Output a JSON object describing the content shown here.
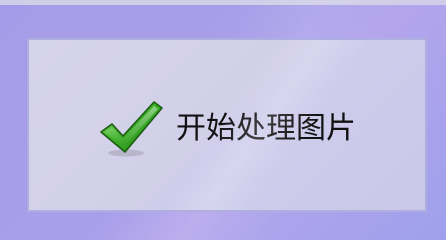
{
  "button": {
    "label": "开始处理图片",
    "icon": "checkmark-icon"
  },
  "colors": {
    "background": "#a59be8",
    "button_face": "#d2cfe9",
    "button_border": "#aeaee0",
    "check_green": "#2e9e1e",
    "label_text": "#111111"
  }
}
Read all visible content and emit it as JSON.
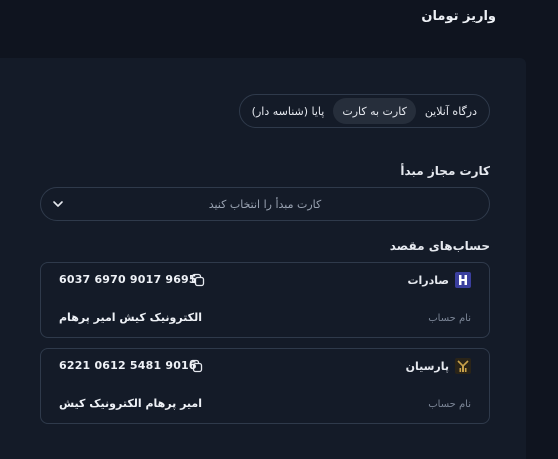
{
  "page": {
    "title": "واریز تومان"
  },
  "methods": [
    {
      "label": "درگاه آنلاین",
      "active": false
    },
    {
      "label": "کارت به کارت",
      "active": true
    },
    {
      "label": "پایا (شناسه دار)",
      "active": false
    }
  ],
  "source_card": {
    "label": "کارت مجاز مبدأ",
    "placeholder": "کارت مبدأ را انتخاب کنید"
  },
  "destinations": {
    "label": "حساب‌های مقصد",
    "accounts": [
      {
        "bank": "صادرات",
        "bank_logo": "saderat-logo-icon",
        "card_number": "6037 6970 9017 9695",
        "holder_label": "نام حساب",
        "holder_name": "الکترونیک کیش امیر پرهام"
      },
      {
        "bank": "پارسیان",
        "bank_logo": "parsian-logo-icon",
        "card_number": "6221 0612 5481 9016",
        "holder_label": "نام حساب",
        "holder_name": "امیر پرهام الکترونیک کیش"
      }
    ]
  },
  "colors": {
    "background": "#0f141f",
    "panel": "#141b28",
    "border": "#2f3a4b",
    "active_segment": "#262e3b",
    "saderat_blue": "#3b3f9e",
    "parsian_gold": "#c9a24a"
  }
}
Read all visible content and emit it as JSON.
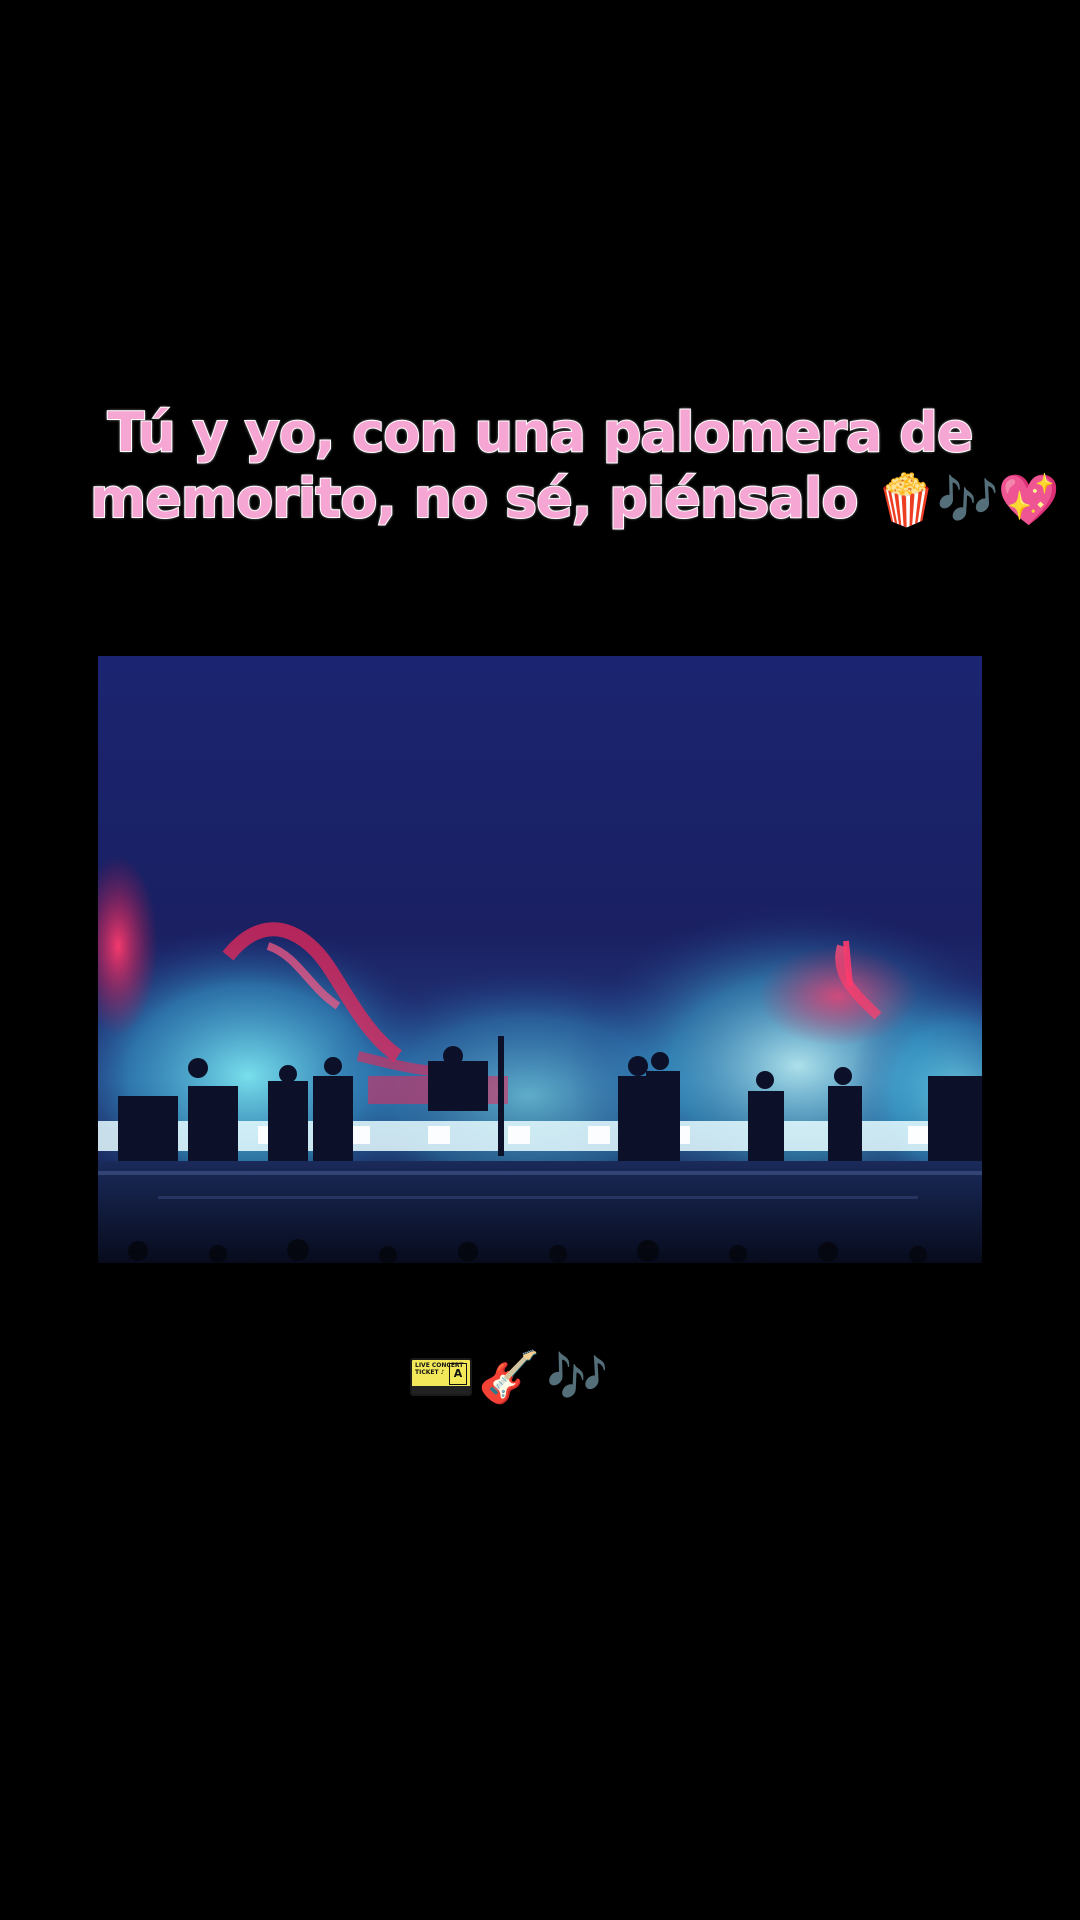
{
  "caption": {
    "line1": "Tú y yo, con una palomera de",
    "line2": "memorito, no sé, piénsalo",
    "line2_emojis": "🍿🎶💖"
  },
  "bottom_emojis": {
    "ticket_text": "LIVE CONCERT TICKET ♪",
    "ticket_zone": "A",
    "guitar": "🎸",
    "notes": "🎶"
  },
  "colors": {
    "background": "#000000",
    "caption_fill": "#f6a6d3",
    "caption_outline": "#ffffff",
    "stage_sky": "#1c2470",
    "stage_smoke": "#3fd0e6",
    "stage_red": "#e8285a"
  }
}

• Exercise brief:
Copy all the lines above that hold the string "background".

• Result of this exercise:
    "background": "#a59be8",
    "background": "#0f141f",
    "background": "#000000",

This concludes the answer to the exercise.